While the lunch special is a good deal, I really was more interested in their specialty handwritten on the wall.
Raymond told me that the above is their most popular dishes and that people tells him that it is very good.
I want to try most of them … and am hoping if anyone of you would like to join Suanne and I to make up a table? If you do, please send us an email (firstname.lastname@example.org). I am thinking of doing it this Friday … September 17th at 6PM. Any takers?
Raymond said that if I like the white chili, then I should try their #1 on the board, the smoked bamboo. I was telling him that … nah, bamboo is quite common but he said that bamboo yes but smoked bamboo no. He imports the smoked bamboo from China too. Now I gotta try what this is.
He also said that his own smoked bacon is also very popular. He makes it from scratch himself. Now I gotta also try what this is.
The “Mao Ze Dong Dong Pork” … the stir fried chicken gizzard with white chili … I think there are quite a number of dishes to be discovered here.
Can someone also help us by translating the 11 dishes above? If we get enough people, we’ll probably order the whole board.

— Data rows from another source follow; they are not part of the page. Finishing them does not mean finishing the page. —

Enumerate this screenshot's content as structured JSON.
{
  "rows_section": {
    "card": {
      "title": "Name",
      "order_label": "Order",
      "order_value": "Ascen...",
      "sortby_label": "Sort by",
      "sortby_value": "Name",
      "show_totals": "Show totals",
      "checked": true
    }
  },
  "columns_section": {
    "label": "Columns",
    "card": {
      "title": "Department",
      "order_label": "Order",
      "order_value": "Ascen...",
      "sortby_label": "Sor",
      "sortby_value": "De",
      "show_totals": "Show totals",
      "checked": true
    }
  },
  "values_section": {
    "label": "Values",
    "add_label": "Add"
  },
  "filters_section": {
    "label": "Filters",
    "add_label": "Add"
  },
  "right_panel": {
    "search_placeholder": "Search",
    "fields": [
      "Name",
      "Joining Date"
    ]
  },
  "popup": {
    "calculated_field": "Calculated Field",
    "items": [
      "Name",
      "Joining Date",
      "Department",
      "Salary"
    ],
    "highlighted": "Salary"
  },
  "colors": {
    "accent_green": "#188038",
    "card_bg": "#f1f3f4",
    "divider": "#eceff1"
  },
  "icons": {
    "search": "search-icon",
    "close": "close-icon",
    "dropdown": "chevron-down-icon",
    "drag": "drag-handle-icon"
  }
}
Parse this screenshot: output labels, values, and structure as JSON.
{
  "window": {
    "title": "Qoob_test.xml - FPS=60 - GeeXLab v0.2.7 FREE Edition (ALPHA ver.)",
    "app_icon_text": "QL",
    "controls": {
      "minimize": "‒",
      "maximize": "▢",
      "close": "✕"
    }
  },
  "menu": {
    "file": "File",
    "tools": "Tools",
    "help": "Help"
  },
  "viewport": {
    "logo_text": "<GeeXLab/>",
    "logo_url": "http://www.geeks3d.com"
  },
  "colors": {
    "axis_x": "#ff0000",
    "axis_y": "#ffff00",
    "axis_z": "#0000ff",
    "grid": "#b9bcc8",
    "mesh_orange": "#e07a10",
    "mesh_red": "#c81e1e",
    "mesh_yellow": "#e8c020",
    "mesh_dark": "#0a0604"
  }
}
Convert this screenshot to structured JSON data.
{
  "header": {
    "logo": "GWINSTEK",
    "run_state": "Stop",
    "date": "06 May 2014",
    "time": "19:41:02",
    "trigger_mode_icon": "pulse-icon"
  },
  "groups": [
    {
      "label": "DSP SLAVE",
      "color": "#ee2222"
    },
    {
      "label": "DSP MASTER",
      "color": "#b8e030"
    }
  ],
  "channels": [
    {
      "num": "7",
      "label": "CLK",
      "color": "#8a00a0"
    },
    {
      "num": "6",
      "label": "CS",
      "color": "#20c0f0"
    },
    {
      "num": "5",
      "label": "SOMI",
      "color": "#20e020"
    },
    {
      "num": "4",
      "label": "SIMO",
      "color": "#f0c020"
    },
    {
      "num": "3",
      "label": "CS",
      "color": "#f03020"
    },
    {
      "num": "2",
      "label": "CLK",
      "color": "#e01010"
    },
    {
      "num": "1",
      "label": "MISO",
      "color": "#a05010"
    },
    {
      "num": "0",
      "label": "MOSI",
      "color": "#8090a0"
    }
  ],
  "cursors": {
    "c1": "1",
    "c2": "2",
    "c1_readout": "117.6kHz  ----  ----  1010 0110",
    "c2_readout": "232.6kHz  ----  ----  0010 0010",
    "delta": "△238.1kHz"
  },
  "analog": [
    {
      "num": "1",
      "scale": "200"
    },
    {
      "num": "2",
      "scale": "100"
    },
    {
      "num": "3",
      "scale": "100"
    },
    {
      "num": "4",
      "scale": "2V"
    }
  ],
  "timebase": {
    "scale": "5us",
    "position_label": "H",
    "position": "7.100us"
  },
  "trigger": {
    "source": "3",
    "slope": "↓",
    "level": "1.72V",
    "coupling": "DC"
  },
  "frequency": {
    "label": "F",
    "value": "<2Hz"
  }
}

Update: Here is the translation with the help from Winnie:
Top Selling Dishes of The Week:
- Chinese Bacon with Bamboo Shoots
- Stir Fried Chicken Gizzard with White Chili
- House special Hunan Spicy Hotpot
- Beef Tenderloin with Chinese Mushroom on Sizzling Iron Plate
- Spicy Pork Stomach with Veggie in Hot Pot
- Boiled Chicken in Special Spicy Sauce (aka Mouth-Watering Chicken)
- Stir Fried Minced Pork with Sour Beans
- Pork Ribs in Sugar and Vinegar Sauce
- Stir Fried Pork Kidney
- Braised Pork in Special Sauce (aka Chairman Mao’s Red-Braised Pork)
- Deep Fried Prawns with Onions and Garlic
Come on … anyone wants to join us in this aventure?
September 17th, Friday at 6PM?